We can draw the following conclusions from our results above:
- ANNs can fit the training set of our non-linear function, y = X2, very well.
- ANNs can fit the testing set of the function above provided that the test data are within the range of the training set, i.e ANNs are good at interpolation.
- ANNs can interpolate the unseen data well even if the gaps between the training data are big.
- ANNs are bad at fitting the test data that are far outside the range of the training set.
- Increasing the number of neurons in the hidden layer improves both interpolation and extrapolation capabilities of the ANNs, however, the power rule cannot be modeled no matter how large the hidden layer is. The power rule can only be approximated within the specific range.
The last point is an important distinction between how ANNs learn to generalize and how we humans learn to generalize. However, the way we present the data to the ANNs might be important. For example, in deep learning, the data are usually presented as one-hot encoding which treats the samples as discrete categories instead of continuous values. Some new deep learning architectures like Transformers (e.g GPT-3) are shown to produce coherent text and generate compelling answers to questions suggesting there might be some rule learning capabilities. To our knowledge, GPT-3 was also bad at learning ‘multiplication’ (GPT-3 paper / Figure 3.10), but good at learning ‘addition’ and this sort of behavior resembles very much the behavior of a typical feed-forward ANN such as the one we showed in our example.
Another interesting factor about ANNs is that even though we increased the number of neurons beyond the number of the samples, our network did not suffer from the bad effects of over-fitting. Over-fitting is usually problematic when we have a non-representative training dataset. This usually happens when there is a lot of variance in the data due to the external noise. By external noise, we mean the non-interesting variance that is not part of the data structure itself. People who work with time-series signals that have a low signal to noise ratio (SNR), e.g. EGG and fMRI, usually prefer to use simpler Machine Learning methods such as SVMs and Ridge Regression because over-parameterized ANNs are usually driven toward fitting the external noise instead of the signal (Which is a very bad side effect of over-fitting).

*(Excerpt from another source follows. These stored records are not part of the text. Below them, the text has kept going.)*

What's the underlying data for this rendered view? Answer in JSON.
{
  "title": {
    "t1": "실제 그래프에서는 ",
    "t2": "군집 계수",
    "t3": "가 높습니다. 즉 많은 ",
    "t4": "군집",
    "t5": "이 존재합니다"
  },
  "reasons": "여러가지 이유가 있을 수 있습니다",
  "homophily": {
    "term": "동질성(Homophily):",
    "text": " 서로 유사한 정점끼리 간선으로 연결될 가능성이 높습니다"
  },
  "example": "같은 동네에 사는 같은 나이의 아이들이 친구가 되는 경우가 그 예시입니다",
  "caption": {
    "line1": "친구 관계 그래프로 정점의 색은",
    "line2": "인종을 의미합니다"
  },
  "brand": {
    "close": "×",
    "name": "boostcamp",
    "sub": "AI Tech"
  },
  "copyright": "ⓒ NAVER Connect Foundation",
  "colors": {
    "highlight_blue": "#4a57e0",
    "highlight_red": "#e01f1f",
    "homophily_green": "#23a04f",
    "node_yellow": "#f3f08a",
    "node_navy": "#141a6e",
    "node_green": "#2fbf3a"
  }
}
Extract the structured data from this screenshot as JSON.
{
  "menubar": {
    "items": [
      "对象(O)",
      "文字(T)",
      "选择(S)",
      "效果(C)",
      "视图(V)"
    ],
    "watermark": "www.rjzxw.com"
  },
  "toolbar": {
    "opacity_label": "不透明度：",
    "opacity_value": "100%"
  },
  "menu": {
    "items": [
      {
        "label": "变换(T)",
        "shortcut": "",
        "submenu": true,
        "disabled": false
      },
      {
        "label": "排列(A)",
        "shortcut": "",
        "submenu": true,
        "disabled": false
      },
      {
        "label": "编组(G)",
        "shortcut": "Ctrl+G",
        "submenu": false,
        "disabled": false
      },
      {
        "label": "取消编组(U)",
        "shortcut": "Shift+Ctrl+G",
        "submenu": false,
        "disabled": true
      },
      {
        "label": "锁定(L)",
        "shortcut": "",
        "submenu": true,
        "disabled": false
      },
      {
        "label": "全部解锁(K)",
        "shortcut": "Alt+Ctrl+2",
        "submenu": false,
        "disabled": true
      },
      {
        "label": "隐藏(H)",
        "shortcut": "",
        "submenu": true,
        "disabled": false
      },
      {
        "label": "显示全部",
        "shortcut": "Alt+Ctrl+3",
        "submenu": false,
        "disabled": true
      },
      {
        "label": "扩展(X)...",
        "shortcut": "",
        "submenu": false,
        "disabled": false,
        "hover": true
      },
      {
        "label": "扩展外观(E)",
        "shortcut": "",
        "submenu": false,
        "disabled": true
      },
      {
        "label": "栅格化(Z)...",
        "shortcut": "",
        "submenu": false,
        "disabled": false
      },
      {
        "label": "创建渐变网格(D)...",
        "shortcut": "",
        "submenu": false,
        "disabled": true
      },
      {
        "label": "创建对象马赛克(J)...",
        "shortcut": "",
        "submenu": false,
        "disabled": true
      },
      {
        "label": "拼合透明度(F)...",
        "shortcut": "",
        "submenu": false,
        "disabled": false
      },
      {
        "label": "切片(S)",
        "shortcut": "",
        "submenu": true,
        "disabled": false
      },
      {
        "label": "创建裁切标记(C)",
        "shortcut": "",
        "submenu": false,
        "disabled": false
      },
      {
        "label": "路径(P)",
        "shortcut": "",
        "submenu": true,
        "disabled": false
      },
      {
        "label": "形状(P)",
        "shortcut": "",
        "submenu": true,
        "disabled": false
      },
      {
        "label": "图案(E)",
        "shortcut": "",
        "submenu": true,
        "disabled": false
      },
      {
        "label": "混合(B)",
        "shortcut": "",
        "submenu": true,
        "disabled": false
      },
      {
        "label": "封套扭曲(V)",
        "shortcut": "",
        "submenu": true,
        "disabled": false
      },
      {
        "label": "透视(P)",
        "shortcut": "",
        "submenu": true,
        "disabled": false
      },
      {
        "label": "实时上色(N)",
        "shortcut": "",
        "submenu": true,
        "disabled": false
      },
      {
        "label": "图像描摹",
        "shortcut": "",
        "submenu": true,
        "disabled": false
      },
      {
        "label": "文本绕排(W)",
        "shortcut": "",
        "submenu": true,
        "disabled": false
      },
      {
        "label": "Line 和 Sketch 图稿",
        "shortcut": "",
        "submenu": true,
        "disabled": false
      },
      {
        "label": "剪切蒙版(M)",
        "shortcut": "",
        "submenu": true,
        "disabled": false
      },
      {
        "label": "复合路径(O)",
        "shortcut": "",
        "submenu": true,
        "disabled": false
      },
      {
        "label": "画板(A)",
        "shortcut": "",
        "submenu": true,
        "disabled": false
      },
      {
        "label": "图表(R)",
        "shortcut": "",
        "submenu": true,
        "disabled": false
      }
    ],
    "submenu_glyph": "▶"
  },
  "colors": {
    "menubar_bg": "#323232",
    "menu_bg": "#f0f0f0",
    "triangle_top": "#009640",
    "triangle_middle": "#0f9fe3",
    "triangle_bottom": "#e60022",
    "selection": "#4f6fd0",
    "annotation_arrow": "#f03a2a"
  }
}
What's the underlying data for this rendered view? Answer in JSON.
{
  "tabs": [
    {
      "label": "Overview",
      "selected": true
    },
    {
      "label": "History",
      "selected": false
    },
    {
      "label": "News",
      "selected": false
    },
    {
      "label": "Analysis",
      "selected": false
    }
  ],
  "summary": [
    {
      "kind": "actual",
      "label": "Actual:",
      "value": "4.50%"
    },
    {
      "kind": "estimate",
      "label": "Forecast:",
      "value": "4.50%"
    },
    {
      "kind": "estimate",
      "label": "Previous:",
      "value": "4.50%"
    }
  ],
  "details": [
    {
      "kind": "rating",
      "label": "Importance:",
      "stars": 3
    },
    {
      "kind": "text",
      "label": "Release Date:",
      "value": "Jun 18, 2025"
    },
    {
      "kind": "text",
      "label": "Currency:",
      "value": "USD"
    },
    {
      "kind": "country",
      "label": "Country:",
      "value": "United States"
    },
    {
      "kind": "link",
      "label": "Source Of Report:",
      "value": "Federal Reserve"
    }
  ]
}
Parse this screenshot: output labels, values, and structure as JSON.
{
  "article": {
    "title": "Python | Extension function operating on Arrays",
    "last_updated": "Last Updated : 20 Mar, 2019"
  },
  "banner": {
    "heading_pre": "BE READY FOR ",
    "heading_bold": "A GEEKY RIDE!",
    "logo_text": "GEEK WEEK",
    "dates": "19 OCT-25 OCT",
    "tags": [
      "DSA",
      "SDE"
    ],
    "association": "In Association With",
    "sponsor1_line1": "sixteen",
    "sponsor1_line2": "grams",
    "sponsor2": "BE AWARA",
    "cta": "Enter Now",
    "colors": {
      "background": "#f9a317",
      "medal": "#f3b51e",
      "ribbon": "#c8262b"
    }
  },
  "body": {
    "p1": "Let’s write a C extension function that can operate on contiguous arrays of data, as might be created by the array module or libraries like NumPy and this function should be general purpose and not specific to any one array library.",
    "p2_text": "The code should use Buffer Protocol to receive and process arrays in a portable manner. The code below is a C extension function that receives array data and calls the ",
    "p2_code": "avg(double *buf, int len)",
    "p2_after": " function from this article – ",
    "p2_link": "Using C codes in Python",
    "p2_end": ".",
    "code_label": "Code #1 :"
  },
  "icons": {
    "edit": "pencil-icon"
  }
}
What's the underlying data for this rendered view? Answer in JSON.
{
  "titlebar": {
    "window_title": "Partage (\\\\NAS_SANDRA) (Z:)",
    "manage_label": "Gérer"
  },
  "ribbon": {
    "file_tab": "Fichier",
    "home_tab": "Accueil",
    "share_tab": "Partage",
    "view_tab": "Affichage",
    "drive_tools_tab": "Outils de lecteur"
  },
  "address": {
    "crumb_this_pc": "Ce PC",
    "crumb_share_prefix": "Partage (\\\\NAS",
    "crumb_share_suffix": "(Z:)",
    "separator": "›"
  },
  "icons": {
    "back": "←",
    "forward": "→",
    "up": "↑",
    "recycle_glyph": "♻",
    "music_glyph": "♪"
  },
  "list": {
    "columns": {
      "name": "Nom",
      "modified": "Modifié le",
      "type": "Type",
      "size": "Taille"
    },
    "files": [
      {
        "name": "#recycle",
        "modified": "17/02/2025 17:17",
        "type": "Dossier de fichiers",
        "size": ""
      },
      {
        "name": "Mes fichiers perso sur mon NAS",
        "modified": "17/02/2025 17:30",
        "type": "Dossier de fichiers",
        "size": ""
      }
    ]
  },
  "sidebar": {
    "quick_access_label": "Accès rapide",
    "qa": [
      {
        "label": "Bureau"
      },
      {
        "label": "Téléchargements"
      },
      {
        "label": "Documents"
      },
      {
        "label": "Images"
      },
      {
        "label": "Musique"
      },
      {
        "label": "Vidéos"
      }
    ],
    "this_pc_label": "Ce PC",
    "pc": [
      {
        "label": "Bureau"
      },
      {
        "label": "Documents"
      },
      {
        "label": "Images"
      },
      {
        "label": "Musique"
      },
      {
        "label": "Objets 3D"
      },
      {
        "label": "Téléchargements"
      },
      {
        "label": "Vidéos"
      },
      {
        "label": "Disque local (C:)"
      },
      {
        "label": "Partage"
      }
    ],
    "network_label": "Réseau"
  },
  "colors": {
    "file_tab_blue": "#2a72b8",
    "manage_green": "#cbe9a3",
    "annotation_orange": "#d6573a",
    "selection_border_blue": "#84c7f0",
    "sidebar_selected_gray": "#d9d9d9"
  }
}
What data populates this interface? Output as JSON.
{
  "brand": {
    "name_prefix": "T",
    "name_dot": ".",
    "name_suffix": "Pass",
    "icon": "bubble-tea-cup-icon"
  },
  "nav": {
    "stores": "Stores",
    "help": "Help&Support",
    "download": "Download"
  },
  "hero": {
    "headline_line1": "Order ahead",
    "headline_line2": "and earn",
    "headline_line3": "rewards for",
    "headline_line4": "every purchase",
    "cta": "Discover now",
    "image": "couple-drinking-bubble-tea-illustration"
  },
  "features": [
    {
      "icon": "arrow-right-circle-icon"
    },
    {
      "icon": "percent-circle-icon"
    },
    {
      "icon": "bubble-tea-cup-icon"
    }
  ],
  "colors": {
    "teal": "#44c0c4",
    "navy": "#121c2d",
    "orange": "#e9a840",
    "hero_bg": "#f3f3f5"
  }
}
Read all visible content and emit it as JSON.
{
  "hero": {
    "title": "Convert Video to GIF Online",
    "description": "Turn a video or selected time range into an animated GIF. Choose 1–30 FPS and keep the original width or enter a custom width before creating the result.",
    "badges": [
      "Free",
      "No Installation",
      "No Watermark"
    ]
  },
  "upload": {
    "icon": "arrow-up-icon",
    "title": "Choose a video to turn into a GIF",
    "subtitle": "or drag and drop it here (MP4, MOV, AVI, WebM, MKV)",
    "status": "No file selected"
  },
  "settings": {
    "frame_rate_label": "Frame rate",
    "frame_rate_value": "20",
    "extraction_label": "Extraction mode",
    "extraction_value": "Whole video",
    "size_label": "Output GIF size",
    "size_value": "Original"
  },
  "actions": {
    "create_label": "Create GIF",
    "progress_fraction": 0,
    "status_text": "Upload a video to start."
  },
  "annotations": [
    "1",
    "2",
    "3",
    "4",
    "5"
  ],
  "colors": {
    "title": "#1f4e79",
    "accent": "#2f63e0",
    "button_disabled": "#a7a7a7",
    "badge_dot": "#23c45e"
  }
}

In contrast, in the deep learning world, over-parameterized ANNs seems to be the norm, especially for those working in vision and NLP fields because their training datasets are usually large, representative, and clean. Since the training datasets in those fields are large and include a wide range of structural variation (i.e training datasets are representative of testing datasets), it is no surprise that deep learning networks like CNNs, GANs, and Transformers are capable of learning to classify and generate new variations of interpolate-able unseen data. This is similar to our example where the ANN was able to successfully predict the unseen odd numbers that were within the range of the training set.
In conclusion, we attribute the success of ANNs in vision and NLP fields to their good interpolation capability, especially when they are fed with large and representative training datasets. We also argue that rule learning and extrapolation beyond the training range are ANNs’ weak points.
At Brainxyz, our focus is on learning algorithms that are capable to learn and generalize in a controllable manner. We also aim for biological plausibility and efficiency. In the future articles, we will test and compare PHUN, our in-progress novel ML algorithm, with ANNs and other ML types. Please stay tuned with us.
- ML: Machine Learning
- ANNs: Artificial Neural Networks
- CNN: Convolution al Neural Networks
- SVMs: Support Vector Machine
- GANs: Generative Adversarial Networks
- GPT-3: Generative Pre-Training
- NLP: Natural Language Processing
- PHUN: Predictive Hebbian Unified Neurons.
- fMRI: Functional Magnetic Resonance
- EEG: ElectroEncephaloGram